Additionally, in 2016 the Rabbinical Assembly of Conservative Judaism passed a resolution calling for transgender inclusion in conservative synagogues. For Orthodox communities it’s more complex, because of the strict adherence to Jewish law or halacha. Thus, among the Orthodox an overarching consensus that LGBT identities conflict with the Torah. But even the Orthodox communities have taken steps to be somewhat accommodating towards LGBT persons. A recent My Jewish Learning article noted that “A number of Orthodox synagogues permit transgender Jews to sit in the gendered section of the synagogue of their choosing.”
In fact, a close examination of the Torah and classical Jewish texts may reveal support for this move toward acceptance.
The Israelites had a four-gender, non-binary system: the androgyne (or first human), female, male and tumtum, a person born with undeveloped or hidden genitalia—a term which may have acted as an umbrella identity that included the intersex/hermaphrodite.
The aylonit woman is also mentioned in the Talmud, a barren woman described as “man-like.” There were also two types of eunuchs discussed—the congenital eunuch and the human made eunuch.
In addition, Deuteronomy has a cross-dressing ban, a fact illustrating that a gender-bending phenomenon existed at the time.
Indeed, the existence alone of these categories points to the reality of diversity in the ancient Jewish world.
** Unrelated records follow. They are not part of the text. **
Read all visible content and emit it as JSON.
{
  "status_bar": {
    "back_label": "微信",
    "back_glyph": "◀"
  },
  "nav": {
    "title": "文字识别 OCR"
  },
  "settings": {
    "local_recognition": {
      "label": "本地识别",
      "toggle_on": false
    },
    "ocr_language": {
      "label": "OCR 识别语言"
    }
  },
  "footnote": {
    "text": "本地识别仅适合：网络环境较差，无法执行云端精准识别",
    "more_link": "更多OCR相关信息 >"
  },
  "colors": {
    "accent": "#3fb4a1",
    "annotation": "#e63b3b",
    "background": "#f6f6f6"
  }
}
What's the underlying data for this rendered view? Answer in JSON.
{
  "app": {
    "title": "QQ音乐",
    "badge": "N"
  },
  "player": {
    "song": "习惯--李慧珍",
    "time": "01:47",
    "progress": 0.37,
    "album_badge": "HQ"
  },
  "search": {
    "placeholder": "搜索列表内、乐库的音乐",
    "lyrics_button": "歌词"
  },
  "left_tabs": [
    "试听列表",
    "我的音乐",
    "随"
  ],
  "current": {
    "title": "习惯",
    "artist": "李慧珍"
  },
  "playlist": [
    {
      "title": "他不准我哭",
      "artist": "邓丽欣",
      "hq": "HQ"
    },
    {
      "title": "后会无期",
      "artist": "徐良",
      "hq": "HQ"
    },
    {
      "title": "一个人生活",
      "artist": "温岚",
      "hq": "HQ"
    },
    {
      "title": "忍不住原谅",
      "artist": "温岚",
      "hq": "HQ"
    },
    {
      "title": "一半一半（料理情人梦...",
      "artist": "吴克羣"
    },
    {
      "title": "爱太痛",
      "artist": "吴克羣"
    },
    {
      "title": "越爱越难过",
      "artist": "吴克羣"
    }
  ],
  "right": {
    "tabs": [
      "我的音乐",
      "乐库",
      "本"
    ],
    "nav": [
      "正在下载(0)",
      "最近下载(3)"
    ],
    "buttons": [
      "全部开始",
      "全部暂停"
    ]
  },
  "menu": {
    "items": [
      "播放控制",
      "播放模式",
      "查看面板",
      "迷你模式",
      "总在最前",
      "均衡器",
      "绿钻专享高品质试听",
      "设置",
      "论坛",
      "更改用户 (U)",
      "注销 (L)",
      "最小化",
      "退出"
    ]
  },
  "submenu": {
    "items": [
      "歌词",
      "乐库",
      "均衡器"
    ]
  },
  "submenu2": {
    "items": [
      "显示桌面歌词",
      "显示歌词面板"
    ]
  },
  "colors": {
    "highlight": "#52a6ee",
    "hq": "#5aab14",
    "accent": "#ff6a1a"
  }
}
These people lived and were part of society, no matter how Jewish law sought to address their existence.
More importantly, the discussion of gender variance in the sacred texts points to Judaism’s focus on inclusion of such diverse persons in sacred life, rather than full exclusion. Thus, certain Talmudic texts discuss marriage laws concerning the tumtum, eunuchs, intersex-person and the aylonit woman, all of whom were marrying. Of course, not everything was idyllic for gender and sex diverse persons as their social statuses were categorized within a male-female binary. But diversity exists and the diverse are given a space in sacred text and thus, the contemporary acceptance of transgender and gender non-conforming persons through trans-affirming policies in certain Jewish sects is, in fact, rooted in Judaism.
Therefore, acceptance of gender diversity in contemporary Judaism reflects not a social trend, but rather, a continuation of the Jewish, religious pattern of complex intellectual thought and an acceptance of diversity.
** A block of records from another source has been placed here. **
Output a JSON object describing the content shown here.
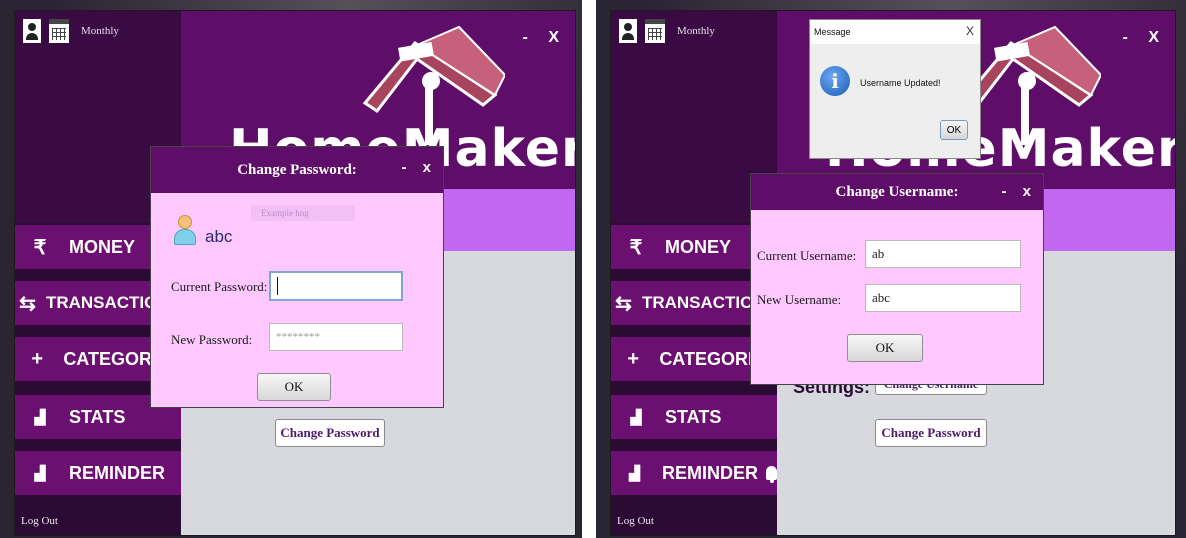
{
  "app": {
    "top_label": "Monthly",
    "brand": "HomeMaker",
    "minimize": "-",
    "close": "X",
    "logout": "Log Out",
    "settings_label": "Settings:"
  },
  "nav": [
    {
      "icon": "₹",
      "label": "MONEY"
    },
    {
      "icon": "⇆",
      "label": "TRANSACTIONS"
    },
    {
      "icon": "+",
      "label": "CATEGORIES"
    },
    {
      "icon": "▟",
      "label": "STATS"
    },
    {
      "icon": "▟",
      "label": "REMINDER"
    }
  ],
  "left_screen": {
    "background_button": "Change Password",
    "hidden_text": "Example hng",
    "dialog": {
      "title": "Change Password:",
      "minimize": "-",
      "close": "x",
      "username": "abc",
      "current_label": "Current Password:",
      "current_value": "",
      "new_label": "New Password:",
      "new_value": "********",
      "ok": "OK"
    }
  },
  "right_screen": {
    "background_button_1": "Change Username",
    "background_button_2": "Change Password",
    "dialog": {
      "title": "Change Username:",
      "minimize": "-",
      "close": "x",
      "current_label": "Current Username:",
      "current_value": "ab",
      "new_label": "New Username:",
      "new_value": "abc",
      "ok": "OK"
    },
    "message": {
      "title": "Message",
      "close": "X",
      "text": "Username Updated!",
      "ok": "OK"
    }
  },
  "colors": {
    "sidebar": "#2b0a33",
    "nav_item": "#6b1070",
    "header": "#5e0e68",
    "accent_strip": "#c267ef",
    "dialog_bg": "#ffc8ff"
  }
}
S.E. Zazueta has her Master’s degree in religious studies. Her research focuses on gender identity, sexuality and religion.